Friday, Aug 19, 2022

Second Covid Wave Has Wreaked Havoc On The Livelihoods Of The Rural Poor

The second Covid wave has had an adverse impact on the micro, small and medium enterprises (MSMEs) and the informal sector, which are among one of the biggest sources on employment in the country

A policeman tries to control the crowd as migrant labourers try to board trains at Lokmanya Tilak Terminus in Mumbai. AP Photo

We all remember the time migrant labourers traversed hundreds of kilometers by foot, in a desperate attempt to reach home amid the peak of the first Covid wave. And while the second Covid wave might not have brought back those heart-wrenching visuals to our TV screens, migrant labourers continue to face the difficulties they faced earlier.

With the focus currently fixed on providing medical oxygen and hospital beds to those infected by the virus, the issue of rural livelihoods does not seem to be on anyone’s mind.

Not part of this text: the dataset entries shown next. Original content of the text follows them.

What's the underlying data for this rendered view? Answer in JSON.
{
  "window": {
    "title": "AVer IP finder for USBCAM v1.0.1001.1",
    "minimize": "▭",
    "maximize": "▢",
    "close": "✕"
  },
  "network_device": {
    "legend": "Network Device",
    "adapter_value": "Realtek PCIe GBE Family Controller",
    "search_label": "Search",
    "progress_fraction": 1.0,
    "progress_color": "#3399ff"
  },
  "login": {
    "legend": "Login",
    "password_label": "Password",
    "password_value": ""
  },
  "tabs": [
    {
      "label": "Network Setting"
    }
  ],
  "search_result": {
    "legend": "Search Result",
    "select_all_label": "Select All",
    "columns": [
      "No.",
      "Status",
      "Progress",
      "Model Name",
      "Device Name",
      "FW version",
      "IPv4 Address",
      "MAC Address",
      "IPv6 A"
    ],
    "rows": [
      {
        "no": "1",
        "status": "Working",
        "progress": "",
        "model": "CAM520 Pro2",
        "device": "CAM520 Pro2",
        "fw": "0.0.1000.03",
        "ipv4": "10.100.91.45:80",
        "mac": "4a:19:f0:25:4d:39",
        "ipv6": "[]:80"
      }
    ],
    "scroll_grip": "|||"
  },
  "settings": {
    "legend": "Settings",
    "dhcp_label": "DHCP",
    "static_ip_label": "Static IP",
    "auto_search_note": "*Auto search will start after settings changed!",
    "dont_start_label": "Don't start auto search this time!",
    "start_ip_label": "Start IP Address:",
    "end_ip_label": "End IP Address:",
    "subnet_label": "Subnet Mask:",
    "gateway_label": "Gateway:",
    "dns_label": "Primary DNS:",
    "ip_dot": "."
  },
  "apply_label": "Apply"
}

But we can’t afford to overlook this. Non-governmental organisations (NGOs) working on the ground have been increasingly highlighting the need for food and basic necessities for those in the countryside.

The second Covid wave, riding on the back of a brutal first one, is wreaking havoc on Micro, Small and Medium Enterprises (MSMEs) and the informal sector. In many cases, they have eaten into their reserves and even their risk-taking ability (to restart their businesses) is in question. And these are among the biggest sources of jobs in the country. To compound it, six economists we interacted with are predicting that demand, which seemed to have bounced back after the first wave, will be affected once again. In other words, with demand being subdued, livelihoods will continue to suffer.

However, it is noteworthy that the situation was already dire. While many might seem to have bounced back after the first wave, a large number didn’t (of the 100 million jobs lost in April - May 2020, 15 million remained out of work) and even those that did, had 17 per cent lower income (per capita incomes of Rs 4,979 per month instead of Rs 5,989). Given this precarious situation, our interaction with NGOs indicates that the sentiments have changed this time - families don’t even have the resources for rent - and many are heading back to rural India, once again.

Further, since non-agricultural work is likely to decrease even more and demand for jobs is increasing, wage rates may fall, and the rural poor simply won’t have enough to sustain their families.

There are three aspects to consider when thinking about supporting the rural poor. Basic sustenance that will allow them to manage in the immediate term; near-term livelihood support to ensure continuation of their livelihoods and long-term improvement that will lead to sustainable income levels in the future.

On the basic sustenance front, the government needs to significantly increase PDS allocation, boost the Mahatma Gandhi National Rural Employment Guarantee Act (MGNREGA) and cash transfers schemes. Cash transfer tools like Jan Dhan accounts might not reach all of those affected (420 million accounts of which 48 per cent are active), but they will definitely reach many of the poor and will also increase spending and boost demand. Once we get past basic sustenance, we must then turn the focus on helping those who have exhausted their savings to get back on their feet. For small and marginal farmers, this would mean money for seeds and fertilizers for the Kharif season followed by funds for pesticide and nutrition. A larger Pradhan Mantri KIsan SAmman Nidhi (PM-KISAN) with a greater amount front loaded would be a solution.

The reason these families are sinking further into poverty is because the earnings from their livelihoods has not been enough. We must leverage near and medium-term support to build long term sustainability. For agriculture, market linkages present a key opportunity. Even a 10 per cent increase in prices is a 30 plus per cent increase in income. Further, a number of private sector companies are starting to reach small farmers, and they must be encouraged. Innovative solutions by private companies that offer the farmer a chance to bypass traditional traders to get more value, should also be given support to succeed.

(The author is president, The/Nudge Foundation. He has over 25 years of experience in consulting and finding implementable scalable solutions to complex business/market problems. Views expressed are personal and do not necessarily reflect those of Outlook Magazine.)